In today’s lesson, the third part in our series about two-note chords, we’re going to look at adding one note on top of the 3rd and 7th shapes you learned in the previous two lessons. When doing so, you begin to create a “two hands of the piano”-type feel, especially when rhythmic variation is involved — as is the case in Example 3 in this lesson.
Most of us regard changing or replacing strings as arduous and time-consuming, but it doesn’t have to be. Depending upon the type of guitar you own, string changing can be accomplished in a matter of minutes. Constant repetition is the key — kind of like practicing — and as a guitarist, that’s what you do.
I’ve always been intrigued by the way pedal-steel players compile notes differently than electric guitarists. Whereas the electric guitar kind of technically limits—or should I say more narrowly influences—how you form chords and craft licks, the pedal steel offers the player a lot of options, what with all those crazy pedals and knee-operated levers, additional strings, open tunings and the slide.
In this lick, I'm using the blues scale in the key of E. When used in the right fashion, this scale can sound incredibly dark and even a little evil! It is the dissonant sound of the flat 5 that creates the dark feeling. In the traditional blues format, the flat 5 is used as a passing note. This creates the intensity and gives tremendous feeling to the lines or licks.
These videos are bonus content related to the October 2013 issue of Guitar World. For the full range of interviews, features, tabs and more, pick up the new issue on newsstands now, or in our online store.

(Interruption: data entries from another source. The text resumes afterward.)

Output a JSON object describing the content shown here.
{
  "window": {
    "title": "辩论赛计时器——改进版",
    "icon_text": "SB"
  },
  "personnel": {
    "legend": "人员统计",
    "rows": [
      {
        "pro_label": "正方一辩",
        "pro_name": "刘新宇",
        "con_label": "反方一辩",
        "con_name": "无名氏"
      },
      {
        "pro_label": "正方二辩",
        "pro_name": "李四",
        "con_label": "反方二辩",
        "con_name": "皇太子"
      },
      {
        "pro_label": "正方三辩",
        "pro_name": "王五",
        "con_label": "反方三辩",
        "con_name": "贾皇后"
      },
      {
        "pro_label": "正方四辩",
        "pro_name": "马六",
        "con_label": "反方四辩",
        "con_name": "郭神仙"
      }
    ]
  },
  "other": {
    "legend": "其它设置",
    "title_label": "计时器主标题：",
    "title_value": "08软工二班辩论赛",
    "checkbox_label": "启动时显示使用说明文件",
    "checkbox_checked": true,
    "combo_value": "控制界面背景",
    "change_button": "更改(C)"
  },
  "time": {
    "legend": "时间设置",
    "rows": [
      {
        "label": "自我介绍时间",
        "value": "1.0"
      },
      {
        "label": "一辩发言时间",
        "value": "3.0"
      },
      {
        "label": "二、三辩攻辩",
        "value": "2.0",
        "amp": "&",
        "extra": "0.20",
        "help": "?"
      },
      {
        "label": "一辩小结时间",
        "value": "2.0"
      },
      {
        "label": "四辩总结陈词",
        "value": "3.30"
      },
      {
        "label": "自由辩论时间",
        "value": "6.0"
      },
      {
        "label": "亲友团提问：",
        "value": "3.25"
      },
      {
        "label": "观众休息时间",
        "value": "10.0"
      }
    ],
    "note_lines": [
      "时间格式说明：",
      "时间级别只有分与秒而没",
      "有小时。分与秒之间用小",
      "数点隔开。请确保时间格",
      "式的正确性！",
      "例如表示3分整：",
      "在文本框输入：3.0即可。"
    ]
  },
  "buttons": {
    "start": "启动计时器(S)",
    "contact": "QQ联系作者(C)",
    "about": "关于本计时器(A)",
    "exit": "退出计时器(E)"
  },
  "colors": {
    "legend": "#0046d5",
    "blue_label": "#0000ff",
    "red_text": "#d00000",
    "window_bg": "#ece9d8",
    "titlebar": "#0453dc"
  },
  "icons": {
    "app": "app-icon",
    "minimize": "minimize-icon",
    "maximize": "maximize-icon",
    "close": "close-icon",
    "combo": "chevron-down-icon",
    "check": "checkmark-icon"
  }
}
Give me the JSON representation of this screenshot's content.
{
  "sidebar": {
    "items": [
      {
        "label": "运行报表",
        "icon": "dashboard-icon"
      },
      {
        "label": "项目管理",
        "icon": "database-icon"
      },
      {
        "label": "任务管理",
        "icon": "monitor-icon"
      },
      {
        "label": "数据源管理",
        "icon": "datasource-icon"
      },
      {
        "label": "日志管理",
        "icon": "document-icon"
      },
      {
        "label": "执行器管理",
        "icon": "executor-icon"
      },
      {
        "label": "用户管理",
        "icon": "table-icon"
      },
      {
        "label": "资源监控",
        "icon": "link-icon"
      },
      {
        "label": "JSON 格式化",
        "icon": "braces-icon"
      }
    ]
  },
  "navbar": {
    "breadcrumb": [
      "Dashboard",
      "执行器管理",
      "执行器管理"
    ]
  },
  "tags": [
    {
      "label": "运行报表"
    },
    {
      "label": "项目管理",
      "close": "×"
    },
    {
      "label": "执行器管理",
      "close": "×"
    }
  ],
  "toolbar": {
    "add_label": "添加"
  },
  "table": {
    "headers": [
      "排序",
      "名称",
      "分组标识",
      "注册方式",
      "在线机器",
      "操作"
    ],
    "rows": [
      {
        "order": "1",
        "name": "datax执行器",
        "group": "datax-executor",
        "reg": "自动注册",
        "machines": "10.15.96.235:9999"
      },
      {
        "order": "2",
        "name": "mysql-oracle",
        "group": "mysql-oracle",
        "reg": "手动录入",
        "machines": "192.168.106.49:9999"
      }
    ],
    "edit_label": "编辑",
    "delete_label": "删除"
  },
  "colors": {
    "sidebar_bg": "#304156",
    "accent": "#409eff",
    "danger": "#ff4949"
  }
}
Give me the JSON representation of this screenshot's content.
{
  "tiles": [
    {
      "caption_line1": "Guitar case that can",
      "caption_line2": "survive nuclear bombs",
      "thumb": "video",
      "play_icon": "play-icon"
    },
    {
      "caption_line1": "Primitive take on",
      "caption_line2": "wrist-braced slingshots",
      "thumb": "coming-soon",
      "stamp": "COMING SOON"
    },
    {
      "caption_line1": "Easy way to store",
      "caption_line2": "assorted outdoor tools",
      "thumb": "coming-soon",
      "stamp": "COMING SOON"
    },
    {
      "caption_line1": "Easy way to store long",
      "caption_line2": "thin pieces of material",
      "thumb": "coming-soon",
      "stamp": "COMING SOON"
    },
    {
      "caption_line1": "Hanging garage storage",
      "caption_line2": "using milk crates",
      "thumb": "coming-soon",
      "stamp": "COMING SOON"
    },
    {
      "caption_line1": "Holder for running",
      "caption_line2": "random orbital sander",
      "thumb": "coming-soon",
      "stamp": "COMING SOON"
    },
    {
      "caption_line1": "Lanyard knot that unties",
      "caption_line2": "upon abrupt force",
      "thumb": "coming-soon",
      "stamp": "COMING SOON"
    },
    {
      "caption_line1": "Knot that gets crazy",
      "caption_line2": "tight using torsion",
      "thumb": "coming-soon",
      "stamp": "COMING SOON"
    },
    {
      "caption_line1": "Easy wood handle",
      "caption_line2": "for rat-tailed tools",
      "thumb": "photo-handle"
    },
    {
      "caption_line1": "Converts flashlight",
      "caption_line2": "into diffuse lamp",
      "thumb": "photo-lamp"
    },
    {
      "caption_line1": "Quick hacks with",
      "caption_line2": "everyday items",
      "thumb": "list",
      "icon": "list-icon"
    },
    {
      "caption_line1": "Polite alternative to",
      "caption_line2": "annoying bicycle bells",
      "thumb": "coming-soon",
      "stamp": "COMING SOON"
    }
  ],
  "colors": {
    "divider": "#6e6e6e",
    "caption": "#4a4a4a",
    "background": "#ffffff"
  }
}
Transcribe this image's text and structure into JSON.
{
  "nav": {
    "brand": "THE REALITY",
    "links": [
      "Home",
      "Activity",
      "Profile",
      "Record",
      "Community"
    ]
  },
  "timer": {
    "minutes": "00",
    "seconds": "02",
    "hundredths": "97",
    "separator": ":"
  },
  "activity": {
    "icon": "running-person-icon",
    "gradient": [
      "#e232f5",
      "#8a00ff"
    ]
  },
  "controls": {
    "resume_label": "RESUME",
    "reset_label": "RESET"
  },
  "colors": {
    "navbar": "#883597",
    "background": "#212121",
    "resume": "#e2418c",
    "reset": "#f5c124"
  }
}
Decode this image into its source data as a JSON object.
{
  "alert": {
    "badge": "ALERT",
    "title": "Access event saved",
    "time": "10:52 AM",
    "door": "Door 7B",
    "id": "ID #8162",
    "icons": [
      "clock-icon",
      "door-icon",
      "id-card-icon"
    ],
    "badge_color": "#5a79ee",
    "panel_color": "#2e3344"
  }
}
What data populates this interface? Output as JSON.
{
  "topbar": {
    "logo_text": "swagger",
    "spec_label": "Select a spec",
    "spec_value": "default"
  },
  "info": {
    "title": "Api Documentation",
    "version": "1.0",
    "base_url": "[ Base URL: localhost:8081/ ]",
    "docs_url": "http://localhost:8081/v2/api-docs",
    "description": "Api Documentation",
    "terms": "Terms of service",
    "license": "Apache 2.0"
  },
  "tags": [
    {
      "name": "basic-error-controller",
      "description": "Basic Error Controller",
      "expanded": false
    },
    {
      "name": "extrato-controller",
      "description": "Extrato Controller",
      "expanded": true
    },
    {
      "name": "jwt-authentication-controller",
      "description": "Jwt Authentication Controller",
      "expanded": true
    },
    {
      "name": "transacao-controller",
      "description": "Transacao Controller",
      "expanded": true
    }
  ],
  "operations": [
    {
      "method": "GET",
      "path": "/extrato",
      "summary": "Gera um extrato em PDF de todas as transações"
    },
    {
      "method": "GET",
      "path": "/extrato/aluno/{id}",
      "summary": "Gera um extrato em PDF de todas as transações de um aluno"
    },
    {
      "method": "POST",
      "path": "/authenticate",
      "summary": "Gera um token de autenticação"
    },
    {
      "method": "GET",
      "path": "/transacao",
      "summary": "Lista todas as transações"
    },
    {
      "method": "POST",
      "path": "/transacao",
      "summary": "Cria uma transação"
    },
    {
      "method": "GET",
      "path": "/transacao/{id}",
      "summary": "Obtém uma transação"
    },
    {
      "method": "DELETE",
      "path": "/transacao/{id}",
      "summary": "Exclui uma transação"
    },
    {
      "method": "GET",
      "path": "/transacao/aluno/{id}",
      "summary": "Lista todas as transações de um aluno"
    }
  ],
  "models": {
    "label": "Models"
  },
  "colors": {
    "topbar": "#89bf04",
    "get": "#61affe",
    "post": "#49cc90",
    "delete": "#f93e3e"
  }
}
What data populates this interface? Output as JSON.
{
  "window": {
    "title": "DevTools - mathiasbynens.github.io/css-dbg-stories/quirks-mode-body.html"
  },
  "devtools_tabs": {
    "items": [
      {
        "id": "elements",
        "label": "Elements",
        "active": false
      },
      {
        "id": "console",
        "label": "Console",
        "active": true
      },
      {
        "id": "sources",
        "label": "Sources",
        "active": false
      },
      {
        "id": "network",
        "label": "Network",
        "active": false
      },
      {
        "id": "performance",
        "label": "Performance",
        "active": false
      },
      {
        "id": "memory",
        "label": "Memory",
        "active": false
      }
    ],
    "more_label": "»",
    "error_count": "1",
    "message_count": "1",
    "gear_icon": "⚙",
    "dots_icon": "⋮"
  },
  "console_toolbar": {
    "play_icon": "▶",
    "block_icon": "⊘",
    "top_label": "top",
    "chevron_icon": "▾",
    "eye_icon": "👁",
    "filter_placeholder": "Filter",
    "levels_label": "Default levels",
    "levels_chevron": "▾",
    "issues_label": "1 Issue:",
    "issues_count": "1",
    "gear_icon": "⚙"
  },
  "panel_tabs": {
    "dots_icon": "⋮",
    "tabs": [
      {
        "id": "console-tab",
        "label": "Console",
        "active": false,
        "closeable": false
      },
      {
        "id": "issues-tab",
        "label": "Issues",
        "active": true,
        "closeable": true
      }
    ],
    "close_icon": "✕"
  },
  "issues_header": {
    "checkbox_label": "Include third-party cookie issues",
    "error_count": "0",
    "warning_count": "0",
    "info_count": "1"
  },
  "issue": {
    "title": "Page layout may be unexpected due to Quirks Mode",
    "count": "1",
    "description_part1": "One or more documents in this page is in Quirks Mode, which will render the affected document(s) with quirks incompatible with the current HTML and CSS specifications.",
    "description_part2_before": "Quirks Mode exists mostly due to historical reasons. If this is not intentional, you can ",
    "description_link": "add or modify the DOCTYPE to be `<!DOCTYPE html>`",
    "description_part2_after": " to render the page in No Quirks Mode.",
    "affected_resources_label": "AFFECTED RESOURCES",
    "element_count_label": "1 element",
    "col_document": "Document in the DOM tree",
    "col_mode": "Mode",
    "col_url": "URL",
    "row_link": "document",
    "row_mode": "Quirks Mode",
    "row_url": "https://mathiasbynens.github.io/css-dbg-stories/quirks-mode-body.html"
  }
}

In this column, I'd like to expand a bit upon my last column, in which I discussed some basic fingerpicking patterns. We are going to take those basic patterns and expand upon them — but not with more right-hand patterns. This time, we will change the left hand. In this exercise, we will keep the right-hand pattern/approach the same. However ...